…that’s just made for blogging fodder. If you follow the ACW blogs, then chances are you’re already aware of it. If you don’t follow them—or comics, movies, and the careers of high-ranking Confederates who served in the Western Theater—then here’s the situation:
In 1864, Maj. Gen. Patrick Cleburne proposed that slaves be enlisted into the Confederate armed forces, in exchange for their freedom. The scheme went nowhere, and Cleburne lost his life at Franklin. About a century and a half later, Cleburne’s scheme became the basis of a graphic novel, which added more fuel to the ever-popular black Confederate controversy. Now a film project based on the comic is in the works.
You’ve got the intersection of the past with popular media, memory, race, and myth—all of it steeped in controversy and played out within the context of a developing news story. This’ll keep us history bloggers stocked with material for months.
Country singer, SCV member, and Civil War aficionado Trace Adkins is slated to play Nathan Bedford Forrest. A quick Google search turns up this item from the Civil War Preservation Trust, reporting that Adkins was also a spokesperson at a CWPT news conference a couple of years ago. Here’s an excerpt:
Joining Lighthizer at the news conference announcing the report was country music star Trace Adkins, whose great-great-grandfather served in the 31st Louisiana Infantry before being wounded and taken prisoner at Vicksburg, Miss. Adkins, an avid student of history said, ‘I’ve been a Civil War enthusiast all my life. When I visited the battlefield in Vicksburg and stood in a trench where my great-great-granddaddy stood, tears came to my eyes. As a father of five, I believe it is critical that I protect a legacy that belongs not just to my family but to our entire nation.’
I haven’t read the graphic novel yet, so I don’t know how it handles the contentious issue of race in the Civil War. If the film makes it to the screen, it may well turn out to be a complete historical travesty that perpetuates one of the most irritating myths of the entire war.

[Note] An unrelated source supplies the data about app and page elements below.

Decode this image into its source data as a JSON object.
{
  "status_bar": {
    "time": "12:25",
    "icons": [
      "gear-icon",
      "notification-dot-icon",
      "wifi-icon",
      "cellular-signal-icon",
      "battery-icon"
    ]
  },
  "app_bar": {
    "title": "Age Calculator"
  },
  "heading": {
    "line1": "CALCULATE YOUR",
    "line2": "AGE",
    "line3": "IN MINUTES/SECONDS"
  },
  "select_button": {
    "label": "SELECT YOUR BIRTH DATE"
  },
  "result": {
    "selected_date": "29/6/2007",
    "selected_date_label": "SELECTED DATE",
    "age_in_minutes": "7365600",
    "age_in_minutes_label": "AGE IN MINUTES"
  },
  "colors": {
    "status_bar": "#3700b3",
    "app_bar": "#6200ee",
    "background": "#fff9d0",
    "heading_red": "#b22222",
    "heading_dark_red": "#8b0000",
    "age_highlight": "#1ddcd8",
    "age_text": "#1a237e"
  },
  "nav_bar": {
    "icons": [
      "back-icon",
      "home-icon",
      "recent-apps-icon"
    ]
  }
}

On the plus side, though, I think Adkins could do a pretty credible Forrest, with his imposing frame and unaffected drawl. He’s also survived a nasty gunshot wound, something Forrest also pulled off in 1862. That’s the acting equivalent of hardcore reenacting, I suppose.